- by oldleftcoastdude
- 2023-03-07 11:59:52
- 144 views
- 5 comments
I got a Biotronik dual chamber pacemaker implant last Thursday (March 2nd) and I'm still getting familiar with all the does and don'ts of living with it.
What I'm confused about here is the power tool restrictions, mainly gas powered ones. We live on 2 1/2 acres of trees, brush, rocks, critters ( well, you get the picture). I have a gas powered weed whacker, 2 gas powered chain saws, a gas powered pole saw and a multitude of electric power tools that, for me, are necessary to keep the place clean and fire safe ( we live in SoCal.)
All of these are now either restricted use or not at all, according to the literature. Does anyone in this forum have experience with all this since you got your pacemaker(s)? Any help will be greatly appreciated.
by Lavender - 2023-03-07 13:27:38
I have a Boston Scientific. I use an electric chainsaw, and other power hand tools. I ride the lawnmower. I just keep everything away from my pacemaker. I haven't used any gas powered stuff because I don't own any🤣
You could call your pacemaker manufacturer with specific questions about tools. Maybe the literature is out dated.
You are amazing! You haven't even had your device a week and are already focused on getting work done! Good for you! Mental attitude goes a long way in the healing process!🙌🏼
by AgentX86 - 2023-03-07 15:48:22
As Tracey said, you're probably OK but don't take what you hear here as being the final word. For some reason your EP may be particularly concerned about some danger, in your case. Always ask your doctors about restrictions.
My EP told me in no uncertain terms (i.e. told my wife) that I wasn't to use a riding lawn mower or any such tool that has a battery start system (hence an alternator). He also added working on my car with the engine running (again, the alternator). All of that was fine with me. I stopped working on my cars as soon as I could afford not to 😉 and now I'd no longer have to mow the lawn. 😉😉
Gas weed wackers, blowers, except backpack style (too close), chain saws or anything like that was fine. They not only don't have an alternator but are held at arm's length so there was only a miniscule chance of interference.

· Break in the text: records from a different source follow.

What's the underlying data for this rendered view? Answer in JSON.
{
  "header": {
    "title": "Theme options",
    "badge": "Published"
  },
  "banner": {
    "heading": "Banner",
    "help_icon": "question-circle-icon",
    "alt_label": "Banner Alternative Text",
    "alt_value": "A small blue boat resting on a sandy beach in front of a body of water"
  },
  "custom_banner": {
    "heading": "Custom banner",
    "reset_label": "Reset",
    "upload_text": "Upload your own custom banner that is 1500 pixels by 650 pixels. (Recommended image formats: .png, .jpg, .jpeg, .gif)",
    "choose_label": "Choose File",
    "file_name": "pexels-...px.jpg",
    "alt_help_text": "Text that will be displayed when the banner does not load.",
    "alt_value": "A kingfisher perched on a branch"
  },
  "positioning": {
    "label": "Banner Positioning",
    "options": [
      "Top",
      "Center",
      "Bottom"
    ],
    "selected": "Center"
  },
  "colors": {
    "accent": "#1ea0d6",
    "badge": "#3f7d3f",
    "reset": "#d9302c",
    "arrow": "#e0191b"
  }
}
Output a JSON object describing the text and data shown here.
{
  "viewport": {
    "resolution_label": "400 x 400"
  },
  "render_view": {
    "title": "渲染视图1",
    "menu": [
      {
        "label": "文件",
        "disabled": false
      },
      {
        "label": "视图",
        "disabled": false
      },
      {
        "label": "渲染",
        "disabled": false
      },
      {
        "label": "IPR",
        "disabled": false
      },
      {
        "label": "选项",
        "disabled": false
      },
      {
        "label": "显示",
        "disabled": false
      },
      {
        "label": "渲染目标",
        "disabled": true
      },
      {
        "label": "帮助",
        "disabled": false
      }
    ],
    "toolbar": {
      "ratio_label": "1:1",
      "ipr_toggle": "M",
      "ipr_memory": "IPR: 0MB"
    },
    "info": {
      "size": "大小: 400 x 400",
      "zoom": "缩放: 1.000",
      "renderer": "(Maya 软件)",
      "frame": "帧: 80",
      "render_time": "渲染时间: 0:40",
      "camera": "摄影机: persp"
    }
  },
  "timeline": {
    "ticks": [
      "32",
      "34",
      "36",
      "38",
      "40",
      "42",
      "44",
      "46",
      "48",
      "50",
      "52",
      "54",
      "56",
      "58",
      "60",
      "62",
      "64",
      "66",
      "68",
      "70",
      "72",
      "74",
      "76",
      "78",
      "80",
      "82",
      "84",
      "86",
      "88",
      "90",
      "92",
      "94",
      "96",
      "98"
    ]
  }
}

The concern was that the rotating magnetic field would induce a current in my leads, causing over-sensing. Since I'm dependent with no escape, the chances of something going wrong were too high.
I haven't met others with thie restrictions so it's important that you understand any restrictions.
by Old male - 2023-03-07 16:22:16
Have used chain saws, trimmers, blowers and riding mower for past 9 years without problems. Try to keep at least 12" distance on the hand tools. On riding mower device is 2-3' from engine. No problems.
by AgentX86 - 2023-03-07 18:00:20
Just to add, I was using a chain saw yesterday with no problems. I don't like chain saws but I wanted the wood. 😉
Riding a lawn tractor, you're essentiallly sitting on top of the alternator. Still, there is little chance of anything going wrong but in my csse, if anything goes wrong it will be really wrong. The point remains is what is good for one person, particularly anecdotal, isn't necessarily good advice for another. Ask your doctors about any restrictions.
Usual disclaimers either overt of implied.
You know you're wired when...
Your device makes you win at the slot machines.
Life is finally better.
by Tracey_E - 2023-03-07 13:26:11
Verify with your doctor, but many of us use any and all of those without issue.
If we use something with a large battery, such as a generator, just keep your device 6" from it. Which normally isn't an issue because I'm not in the habit of hugging my generator. (tho I do sometimes feel that way firing it up after a hurricane!)
If you pace with rate response, your rate may go up when you use something with a lot of vibration. This is harmless, just feels weird so be aware that's what is causing it.
Once we heal, there is very little we can't do. I've always been told to live my life and forget it's there.